- Listen. Research shows that parents tend to dominate two-thirds of the dinner conversation. “If that’s what’s happening, you’re not taking enough advantage of your time together,” Feiler says. Try to let the kids do at least 50% of the talking.
- Honor the recipe creator. Place a photo of the person who passed down the recipe at the center of the table, to spark conversation and connection, as Elizabeth Dillow demonstrates on the FamilySearch blog.
- Engage the five senses—and the five tastes. If there are children eating with you, ask them to identify what they are seeing, hearing, smelling, tasting, and feeling. Ask them if they can spot all five tastes in this particular meal: sweet, sour, bitter, salty, and umami.
- Map your meal. Name all the different locations that the food on the table came from—Peruvian grapes, local chicken, Mexican rice—and have the kids identify the countries on this downloadable placemat. Or map the home countries of the ancestors who passed down the recipes you’re enjoying.
The memories we make at the kitchen table will stay with us throughout our lives. If food traditions or dinner stories from your own childhood came to mind while you were reading this article, take a moment to write them down or share them in the comments. Maybe even upload them to your profile on FamilySearch.
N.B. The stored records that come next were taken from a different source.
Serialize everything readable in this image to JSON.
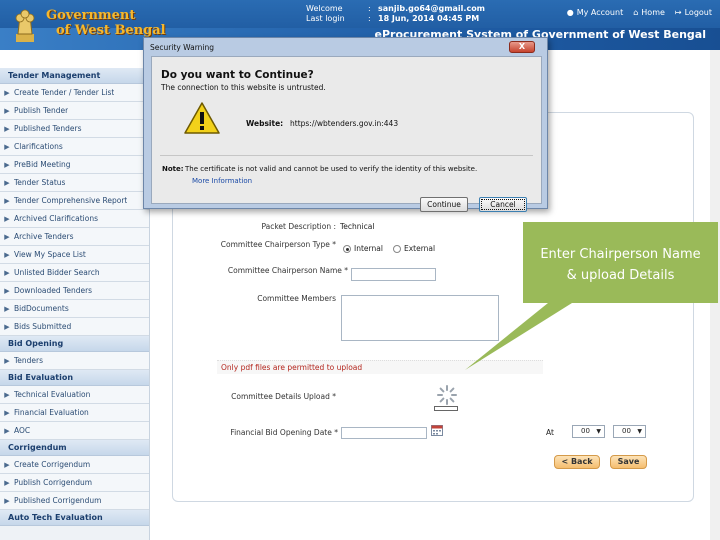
{
  "header": {
    "gov_line1": "Government",
    "gov_line2": "of West Bengal",
    "welcome_key": "Welcome",
    "welcome_value": "sanjib.go64@gmail.com",
    "last_login_key": "Last login",
    "last_login_value": "18 Jun, 2014 04:45 PM",
    "colon": ":",
    "my_account": "My Account",
    "home": "Home",
    "logout": "Logout",
    "system_title": "eProcurement System of Government of West Bengal"
  },
  "sidebar": {
    "sections": [
      {
        "title": "Tender Management",
        "items": [
          "Create Tender / Tender List",
          "Publish Tender",
          "Published Tenders",
          "Clarifications",
          "PreBid Meeting",
          "Tender Status",
          "Tender Comprehensive Report",
          "Archived Clarifications",
          "Archive Tenders",
          "View My Space List",
          "Unlisted Bidder Search",
          "Downloaded Tenders",
          "BidDocuments",
          "Bids Submitted"
        ]
      },
      {
        "title": "Bid Opening",
        "items": [
          "Tenders"
        ]
      },
      {
        "title": "Bid Evaluation",
        "items": [
          "Technical Evaluation",
          "Financial Evaluation",
          "AOC"
        ]
      },
      {
        "title": "Corrigendum",
        "items": [
          "Create Corrigendum",
          "Publish Corrigendum",
          "Published Corrigendum"
        ]
      },
      {
        "title": "Auto Tech Evaluation",
        "items": []
      }
    ]
  },
  "form": {
    "packet_label": "Packet Description :",
    "packet_value": "Technical",
    "chair_type_label": "Committee Chairperson Type *",
    "radio_internal": "Internal",
    "radio_external": "External",
    "chair_name_label": "Committee Chairperson Name *",
    "members_label": "Committee Members",
    "pdf_note": "Only pdf files are permitted to upload",
    "details_upload_label": "Committee Details Upload *",
    "fin_bid_date_label": "Financial Bid Opening Date *",
    "at_label": "At",
    "hour_value": "00",
    "minute_value": "00",
    "back_label": "< Back",
    "save_label": "Save"
  },
  "callout": {
    "line1": "Enter Chairperson Name",
    "line2": "& upload Details"
  },
  "dialog": {
    "title": "Security Warning",
    "close_label": "X",
    "question": "Do you want to Continue?",
    "subtitle": "The connection to this website is untrusted.",
    "website_key": "Website:",
    "website_value": "https://wbtenders.gov.in:443",
    "note_key": "Note:",
    "note_value": "The certificate is not valid and cannot be used to verify the identity of this website.",
    "more_info": "More Information",
    "continue_label": "Continue",
    "cancel_label": "Cancel"
  },
  "colors": {
    "header_blue": "#1b5499",
    "gov_gold": "#f5b82e",
    "callout_green": "#9aba59",
    "note_red": "#b3261e",
    "button_orange": "#f5bd6e"
  }
}
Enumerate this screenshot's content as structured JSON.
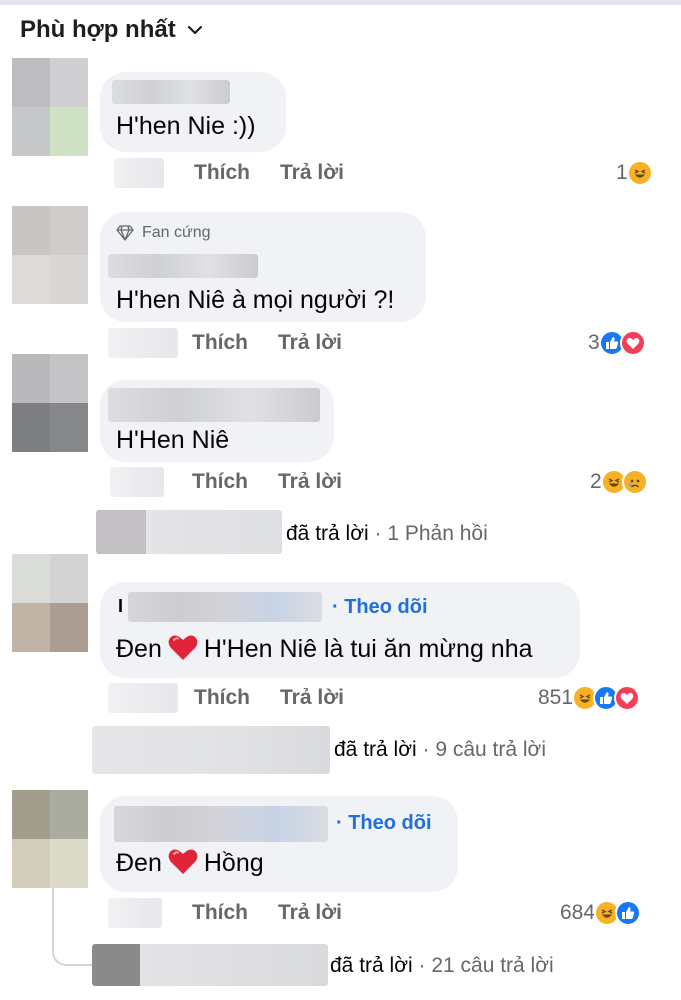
{
  "sort": {
    "label": "Phù hợp nhất",
    "icon": "chevron-down-icon"
  },
  "actions": {
    "like": "Thích",
    "reply": "Trả lời"
  },
  "comments": [
    {
      "text": "H'hen Nie :))",
      "reactions": {
        "count": "1",
        "icons": [
          "haha"
        ]
      }
    },
    {
      "badge": "Fan cứng",
      "text": "H'hen Niê à mọi người ?!",
      "reactions": {
        "count": "3",
        "icons": [
          "like",
          "love"
        ]
      }
    },
    {
      "text": "H'Hen Niê",
      "reactions": {
        "count": "2",
        "icons": [
          "haha",
          "sad"
        ]
      },
      "replies": {
        "verb": "đã trả lời",
        "sep": "·",
        "summary": "1 Phản hồi"
      }
    },
    {
      "name_initial": "I",
      "follow": "· Theo dõi",
      "text_before": "Đen",
      "text_after": "H'Hen Niê là tui ăn mừng nha",
      "reactions": {
        "count": "851",
        "icons": [
          "haha",
          "like",
          "love"
        ]
      },
      "replies": {
        "verb": "đã trả lời",
        "sep": "·",
        "summary": "9 câu trả lời"
      }
    },
    {
      "follow": "· Theo dõi",
      "text_before": "Đen",
      "text_after": "Hồng",
      "reactions": {
        "count": "684",
        "icons": [
          "haha",
          "like"
        ]
      },
      "replies": {
        "verb": "đã trả lời",
        "sep": "·",
        "summary": "21 câu trả lời"
      }
    }
  ],
  "colors": {
    "follow": "#216fdb",
    "like": "#1877f2",
    "love": "#f33e58",
    "haha": "#f7b125",
    "muted": "#65676b",
    "bubble": "#f0f2f5"
  }
}
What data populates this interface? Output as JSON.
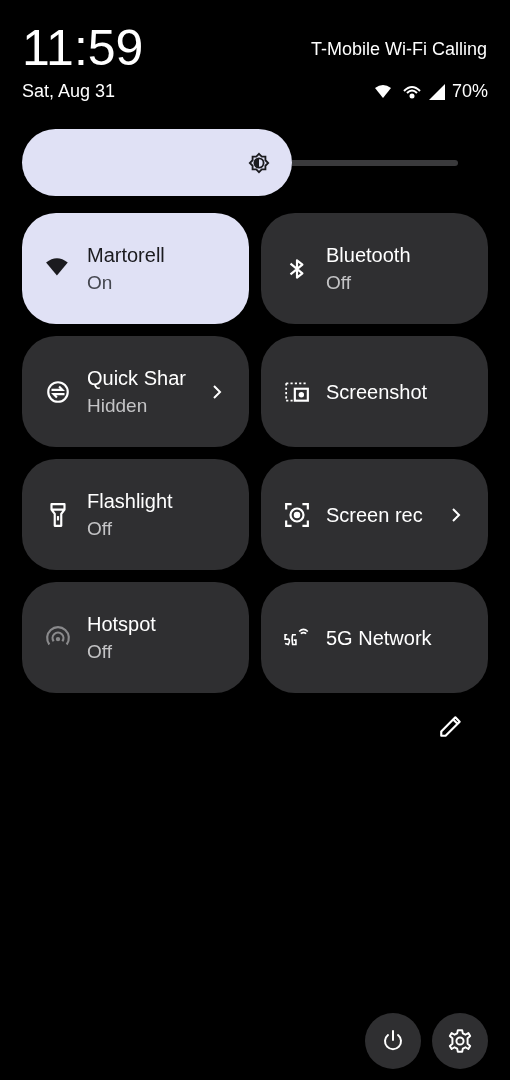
{
  "status": {
    "time": "11:59",
    "date": "Sat, Aug 31",
    "carrier": "T-Mobile Wi-Fi Calling",
    "battery": "70%"
  },
  "brightness": {
    "level": 0.62
  },
  "tiles": [
    {
      "kind": "wifi",
      "title": "Martorell",
      "subtitle": "On",
      "selected": true,
      "disabled": false,
      "chevron": false
    },
    {
      "kind": "bluetooth",
      "title": "Bluetooth",
      "subtitle": "Off",
      "selected": false,
      "disabled": false,
      "chevron": false
    },
    {
      "kind": "share",
      "title": "Quick Shar",
      "subtitle": "Hidden",
      "selected": false,
      "disabled": false,
      "chevron": true
    },
    {
      "kind": "screenshot",
      "title": "Screenshot",
      "selected": false,
      "disabled": false,
      "chevron": false
    },
    {
      "kind": "flashlight",
      "title": "Flashlight",
      "subtitle": "Off",
      "selected": false,
      "disabled": false,
      "chevron": false
    },
    {
      "kind": "record",
      "title": "Screen rec",
      "selected": false,
      "disabled": false,
      "chevron": true
    },
    {
      "kind": "hotspot",
      "title": "Hotspot",
      "subtitle": "Off",
      "selected": false,
      "disabled": true,
      "chevron": false
    },
    {
      "kind": "network",
      "title": "5G Network",
      "selected": false,
      "disabled": false,
      "chevron": false
    }
  ]
}
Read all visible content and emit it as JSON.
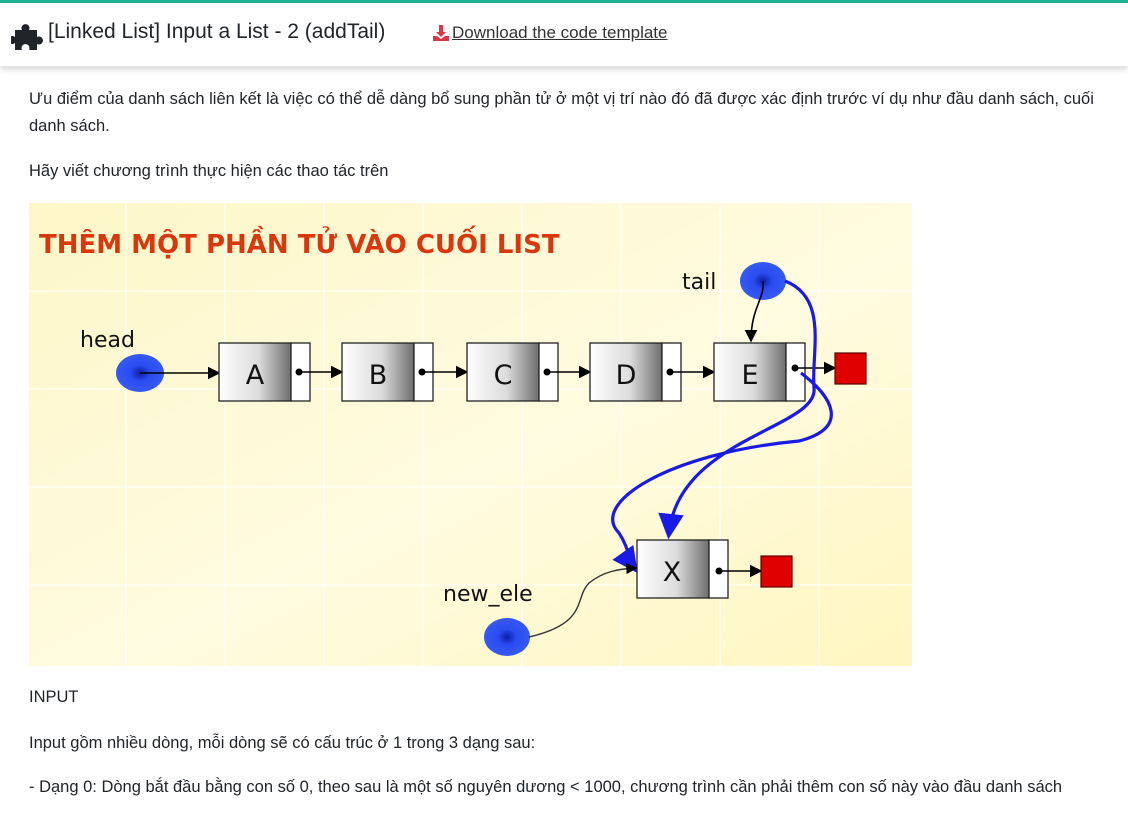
{
  "header": {
    "title": "[Linked List] Input a List - 2 (addTail)",
    "download_label": "Download the code template"
  },
  "content": {
    "p1": "Ưu điểm của danh sách liên kết là việc có thể dễ dàng bổ sung phần tử ở một vị trí nào đó đã được xác định trước ví dụ như đầu danh sách, cuối danh sách.",
    "p2": "Hãy viết chương trình thực hiện các thao tác trên",
    "p3": "INPUT",
    "p4": "Input gồm nhiều dòng, mỗi dòng sẽ có cấu trúc ở 1 trong 3 dạng sau:",
    "p5": "- Dạng 0: Dòng bắt đầu bằng con số 0, theo sau là một số nguyên dương < 1000, chương trình cần phải thêm con số này vào đầu danh sách"
  },
  "figure": {
    "title": "THÊM MỘT PHẦN TỬ VÀO CUỐI LIST",
    "head_label": "head",
    "tail_label": "tail",
    "new_label": "new_ele",
    "nodes": [
      "A",
      "B",
      "C",
      "D",
      "E"
    ],
    "new_node": "X",
    "colors": {
      "title": "#d9380f",
      "pointer": "#1f3fe0",
      "arrow": "#1a1ae6",
      "null_box": "#e00000"
    }
  }
}
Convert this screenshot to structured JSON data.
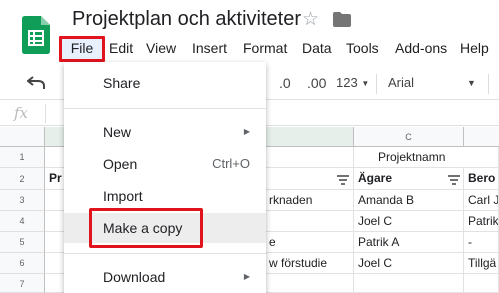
{
  "app": {
    "title": "Projektplan och aktiviteter",
    "star_icon": "star-icon",
    "folder_icon": "folder-icon",
    "logo_icon": "sheets-logo-icon"
  },
  "menubar": {
    "items": [
      "File",
      "Edit",
      "View",
      "Insert",
      "Format",
      "Data",
      "Tools",
      "Add-ons",
      "Help"
    ],
    "active": "File"
  },
  "toolbar": {
    "undo_icon": "undo-icon",
    "decrease_decimal": ".0",
    "increase_decimal": ".00",
    "number_format": "123",
    "font": "Arial"
  },
  "formula_bar": {
    "fx": "fx"
  },
  "grid": {
    "col_c_label": "C",
    "row_numbers": [
      "1",
      "2",
      "3",
      "4",
      "5",
      "6",
      "7"
    ],
    "row1_c": "Projektnamn",
    "row2_b_partial": "Pr",
    "row2_c": "Ägare",
    "row2_d_partial": "Bero",
    "rows": [
      {
        "b": "rknaden",
        "c": "Amanda B",
        "d": "Carl J"
      },
      {
        "b": "",
        "c": "Joel C",
        "d": "Patrik"
      },
      {
        "b": "e",
        "c": "Patrik A",
        "d": "-"
      },
      {
        "b": "w förstudie",
        "c": "Joel C",
        "d": "Tillgä"
      }
    ]
  },
  "file_menu": {
    "share": "Share",
    "new": "New",
    "open": "Open",
    "open_shortcut": "Ctrl+O",
    "import": "Import",
    "make_copy": "Make a copy",
    "download": "Download",
    "submenu_arrow": "▶"
  },
  "colors": {
    "highlight_red": "#e1141e",
    "sheets_green": "#0f9d58"
  }
}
Going forward, we all have a choice: we can think of meals as a chore, or we can choose to look at the family dinner as a privilege, a gift, and a powerful tool that’s capable of improving children’s lives, strengthening generational ties, and building stronger families. And we don’t have to become better cooks in order to reap these benefits; we just have to do our part to reach beyond the five senses and engage the heart.
If you'd like to learn more about how food traditions bring family together, click here.